**What to produce:** For the records that follow, say how many lines have the word "qualifiers" in them. Write the number and nothing more.

───── Extracted material

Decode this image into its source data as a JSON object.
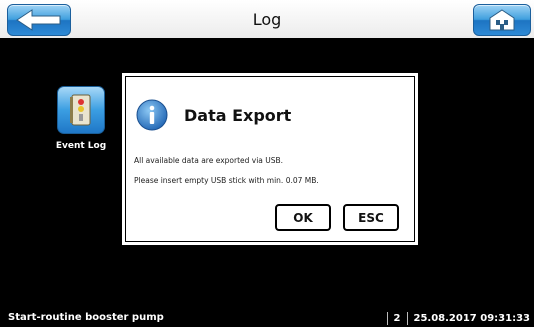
{
  "header": {
    "title": "Log",
    "back_icon": "arrow-left-icon",
    "home_icon": "home-icon"
  },
  "sidebar": {
    "event_log_label": "Event Log",
    "event_log_icon": "event-log-icon"
  },
  "dialog": {
    "title": "Data Export",
    "icon": "info-icon",
    "message_line1": "All available data are exported via USB.",
    "message_line2": "Please insert empty USB stick with min. 0.07 MB.",
    "ok_label": "OK",
    "esc_label": "ESC"
  },
  "footer": {
    "status_text": "Start-routine booster pump",
    "count": "2",
    "datetime": "25.08.2017 09:31:33"
  },
  "colors": {
    "accent_blue": "#2e8ad6",
    "background": "#000000"
  }
}
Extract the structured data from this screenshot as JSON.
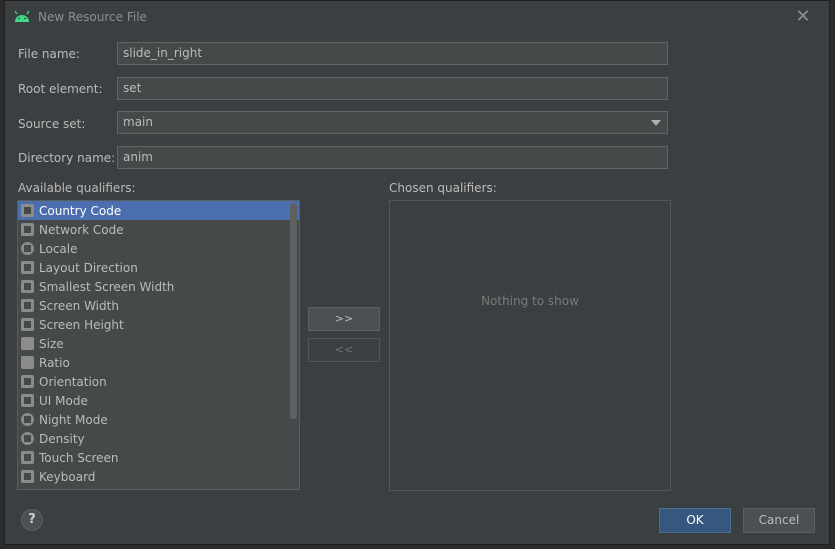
{
  "dialog": {
    "title": "New Resource File",
    "close_glyph": "✕"
  },
  "form": {
    "file_name_label": "File name:",
    "file_name_value": "slide_in_right",
    "root_element_label": "Root element:",
    "root_element_value": "set",
    "source_set_label": "Source set:",
    "source_set_value": "main",
    "directory_name_label": "Directory name:",
    "directory_name_value": "anim"
  },
  "qualifiers": {
    "available_label": "Available qualifiers:",
    "chosen_label": "Chosen qualifiers:",
    "items": [
      {
        "label": "Country Code",
        "icon": "country-code-icon"
      },
      {
        "label": "Network Code",
        "icon": "network-code-icon"
      },
      {
        "label": "Locale",
        "icon": "globe-icon"
      },
      {
        "label": "Layout Direction",
        "icon": "layout-direction-icon"
      },
      {
        "label": "Smallest Screen Width",
        "icon": "smallest-width-icon"
      },
      {
        "label": "Screen Width",
        "icon": "screen-width-icon"
      },
      {
        "label": "Screen Height",
        "icon": "screen-height-icon"
      },
      {
        "label": "Size",
        "icon": "size-icon"
      },
      {
        "label": "Ratio",
        "icon": "ratio-icon"
      },
      {
        "label": "Orientation",
        "icon": "orientation-icon"
      },
      {
        "label": "UI Mode",
        "icon": "ui-mode-icon"
      },
      {
        "label": "Night Mode",
        "icon": "night-mode-icon"
      },
      {
        "label": "Density",
        "icon": "density-icon"
      },
      {
        "label": "Touch Screen",
        "icon": "touch-screen-icon"
      },
      {
        "label": "Keyboard",
        "icon": "keyboard-icon"
      }
    ],
    "selected_index": 0,
    "add_label": ">>",
    "remove_label": "<<",
    "empty_text": "Nothing to show"
  },
  "footer": {
    "help_label": "?",
    "ok_label": "OK",
    "cancel_label": "Cancel"
  },
  "colors": {
    "accent": "#4b6eaf",
    "ok_button": "#365880",
    "dialog_bg": "#3c3f41",
    "android_green": "#3ddc84"
  }
}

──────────

**Result of the task:** 3